═════ Records shown ═════

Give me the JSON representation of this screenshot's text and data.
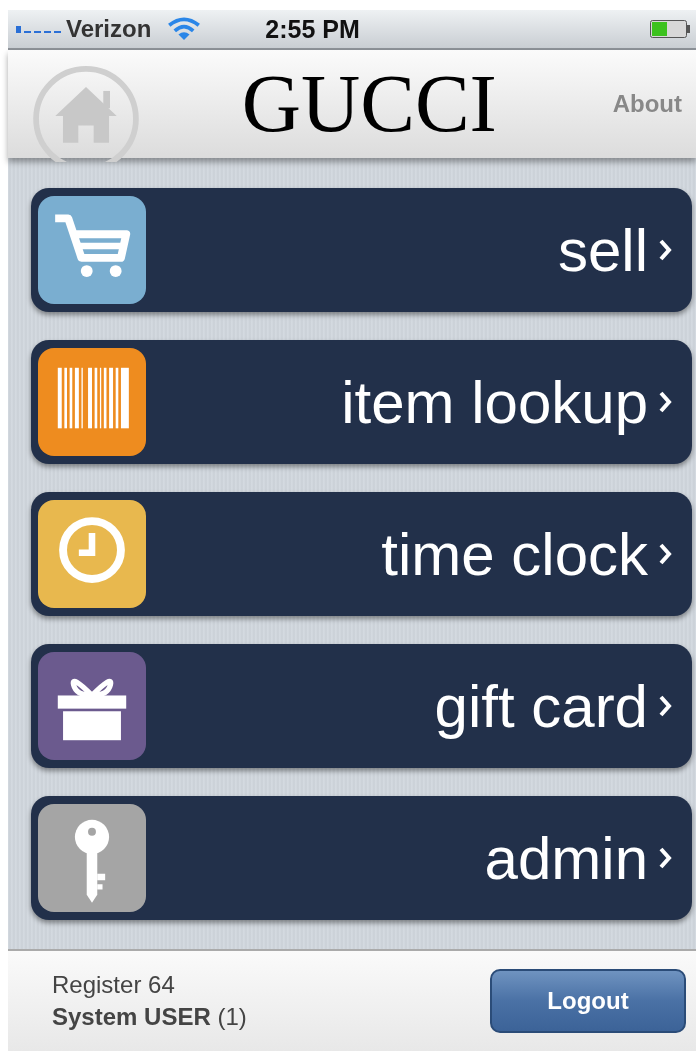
{
  "status_bar": {
    "carrier": "Verizon",
    "time": "2:55 PM"
  },
  "nav_bar": {
    "title": "GUCCI",
    "about": "About"
  },
  "menu": [
    {
      "label": "sell",
      "kind": "cart",
      "color": "#7aaed0"
    },
    {
      "label": "item lookup",
      "kind": "barcode",
      "color": "#ee8c1f"
    },
    {
      "label": "time clock",
      "kind": "clock",
      "color": "#e8b84e"
    },
    {
      "label": "gift card",
      "kind": "gift",
      "color": "#6b5a8e"
    },
    {
      "label": "admin",
      "kind": "key",
      "color": "#a5a5a5"
    }
  ],
  "footer": {
    "register": "Register 64",
    "user": "**System USER** (1)",
    "logout": "Logout"
  }
}
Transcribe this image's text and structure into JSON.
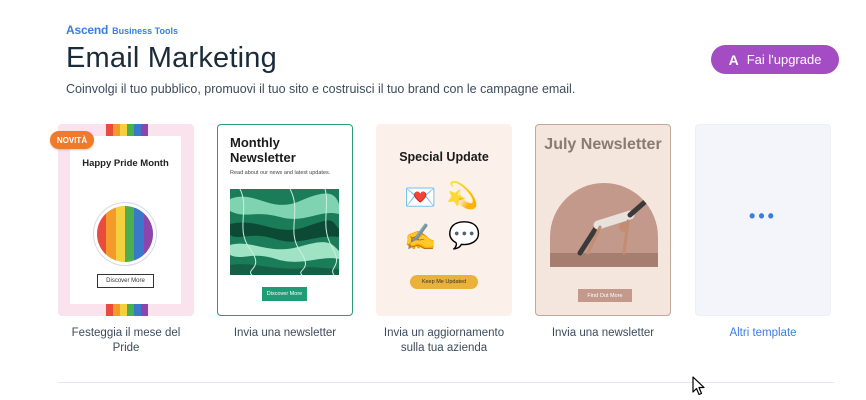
{
  "brand": {
    "name": "Ascend",
    "sub": "Business Tools"
  },
  "page": {
    "title": "Email Marketing",
    "subtitle": "Coinvolgi il tuo pubblico, promuovi il tuo sito e costruisci il tuo brand con le campagne email."
  },
  "upgrade": {
    "label": "Fai l'upgrade",
    "icon": "ascend-logo-icon"
  },
  "templates": [
    {
      "badge": "NOVITÀ",
      "preview_title": "Happy Pride Month",
      "preview_cta": "Discover More",
      "caption": "Festeggia il mese del Pride"
    },
    {
      "preview_title": "Monthly Newsletter",
      "preview_sub": "Read about our news and latest updates.",
      "preview_cta": "Discover More",
      "caption": "Invia una newsletter"
    },
    {
      "preview_title": "Special Update",
      "preview_cta": "Keep Me Updated",
      "emojis": [
        "💌",
        "💫",
        "✍️",
        "💬"
      ],
      "caption": "Invia un aggiornamento sulla tua azienda"
    },
    {
      "preview_title": "July Newsletter",
      "preview_cta": "Find Out More",
      "caption": "Invia una newsletter"
    },
    {
      "preview_more": "•••",
      "caption": "Altri template"
    }
  ],
  "colors": {
    "accent": "#3b7de0",
    "upgrade": "#a44cc4",
    "badge": "#f07a2b",
    "newsletter_green": "#1f9c73",
    "rainbow": [
      "#e94b3c",
      "#f39a2b",
      "#f4d03f",
      "#4cae4f",
      "#3a78c9",
      "#8e44ad"
    ]
  }
}
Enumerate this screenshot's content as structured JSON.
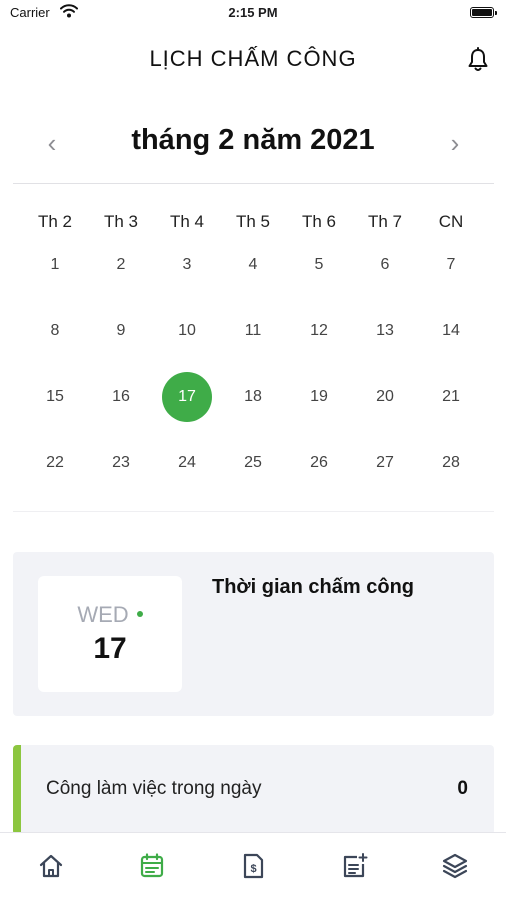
{
  "status_bar": {
    "carrier": "Carrier",
    "time": "2:15 PM",
    "wifi_icon": "wifi-icon",
    "battery_icon": "battery-icon"
  },
  "header": {
    "title": "LỊCH CHẤM CÔNG",
    "bell_icon": "bell-icon"
  },
  "calendar": {
    "month_label": "tháng 2 năm 2021",
    "prev_icon": "‹",
    "next_icon": "›",
    "weekdays": [
      "Th 2",
      "Th 3",
      "Th 4",
      "Th 5",
      "Th 6",
      "Th 7",
      "CN"
    ],
    "weeks": [
      [
        "1",
        "2",
        "3",
        "4",
        "5",
        "6",
        "7"
      ],
      [
        "8",
        "9",
        "10",
        "11",
        "12",
        "13",
        "14"
      ],
      [
        "15",
        "16",
        "17",
        "18",
        "19",
        "20",
        "21"
      ],
      [
        "22",
        "23",
        "24",
        "25",
        "26",
        "27",
        "28"
      ]
    ],
    "selected_day": "17",
    "accent_color": "#3fac48"
  },
  "attendance": {
    "weekday_code": "WED",
    "day": "17",
    "title": "Thời gian chấm công"
  },
  "work": {
    "label": "Công làm việc trong ngày",
    "value": "0",
    "accent_color": "#8cc63f"
  },
  "tab_bar": {
    "tabs": [
      {
        "icon": "home-icon",
        "active": false
      },
      {
        "icon": "calendar-icon",
        "active": true
      },
      {
        "icon": "document-icon",
        "active": false
      },
      {
        "icon": "add-note-icon",
        "active": false
      },
      {
        "icon": "layers-icon",
        "active": false
      }
    ],
    "active_color": "#3fac48",
    "inactive_color": "#3c4658"
  }
}
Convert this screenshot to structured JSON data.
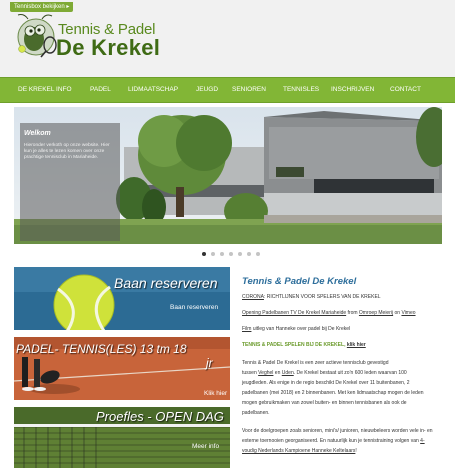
{
  "header": {
    "top_tab": "Tennisbox bekijken ▸",
    "logo_line1": "Tennis & Padel",
    "logo_line2": "De Krekel"
  },
  "nav": {
    "items": [
      "DE KREKEL INFO",
      "PADEL",
      "LIDMAATSCHAP",
      "JEUGD",
      "SENIOREN",
      "TENNISLES",
      "INSCHRIJVEN",
      "CONTACT"
    ]
  },
  "hero": {
    "welcome_title": "Welkom",
    "welcome_text": "Hieronder verkoth op onze website. Hier kun je alles te lezen komen over onze prachtige tennisclub in Mariaheide.",
    "slides_count": 7,
    "active_slide": 1
  },
  "tiles": [
    {
      "title": "Baan reserveren",
      "link": "Baan reserveren"
    },
    {
      "title_line1": "PADEL- TENNIS(LES) 13 tm 18",
      "title_line2": "jr",
      "link": "Klik hier"
    },
    {
      "title": "Proefles - OPEN DAG",
      "link": "Meer info"
    }
  ],
  "content": {
    "title": "Tennis & Padel De Krekel",
    "line1_a": "CORONA",
    "line1_b": ": RICHTLIJNEN VOOR SPELERS VAN DE KREKEL",
    "line2_a": "Opening Padelbanen TV De Krekel Mariaheide",
    "line2_b": " from ",
    "line2_c": "Omroep Meierij",
    "line2_d": " on ",
    "line2_e": "Vimeo",
    "line3_a": "Film",
    "line3_b": " uitleg van Hanneke over padel bij De Krekel",
    "line4_a": "TENNIS & PADEL SPELEN BIJ DE KREKEL",
    "line4_b": ", ",
    "line4_c": "klik hier",
    "para1_l1": "Tennis & Padel De Krekel is een zeer actieve tennisclub gevestigd",
    "para1_l2_a": "tussen ",
    "para1_l2_b": "Veghel",
    "para1_l2_c": " en ",
    "para1_l2_d": "Uden",
    "para1_l2_e": ". De Krekel bestaat uit zo'n 600 leden waarvan 100",
    "para1_l3": "jeugdleden.  Als enige in de regio beschikt De Krekel over 11 buitenbanen, 2",
    "para1_l4": "padelbanen (mei 2018) en 2 binnenbanen. Met ken lidmaatschap mogen de leden",
    "para1_l5": "mogen gebruikmaken van zowel buiten- en binnen tennisbanen als ook de",
    "para1_l6": "padelbanen.",
    "para2_l1": "Voor de doelgroepen zoals senioren, mini's/ junioren, nieuwbeleers worden vele in- en",
    "para2_l2_a": "externe toernooien georganiseerd. En natuurlijk kun je tennistraining volgen van ",
    "para2_l2_b": "4-",
    "para2_l3_a": "voudig Nederlands Kampioene Hanneke Keltelaars",
    "para2_l3_b": "!"
  }
}
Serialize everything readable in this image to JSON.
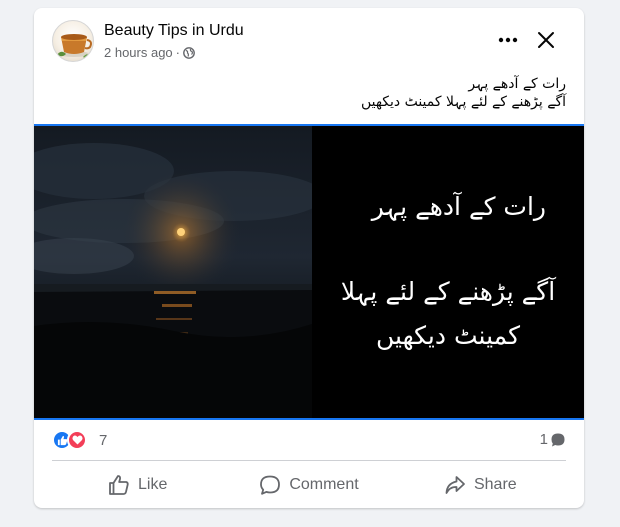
{
  "post": {
    "page_name": "Beauty Tips in Urdu",
    "timestamp": "2 hours ago",
    "separator": "·",
    "privacy_icon": "globe-icon",
    "caption_lines": [
      "رات کے آدھے پہر",
      "آگے  پڑھنے کے لئے پہلا کمینٹ دیکھیں"
    ],
    "image_text": {
      "line1": "رات کے آدھے پہر",
      "line2": "آگے  پڑھنے کے لئے پہلا کمینٹ دیکھیں"
    }
  },
  "stats": {
    "reactions": [
      "like",
      "love"
    ],
    "reaction_count": "7",
    "comment_count": "1"
  },
  "actions": {
    "like_label": "Like",
    "comment_label": "Comment",
    "share_label": "Share"
  },
  "colors": {
    "accent": "#1877f2",
    "like": "#1877f2",
    "love": "#f33e58",
    "secondary_text": "#65676b"
  }
}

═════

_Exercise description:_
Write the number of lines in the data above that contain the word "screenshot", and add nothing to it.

_Solution to this exercise:_
3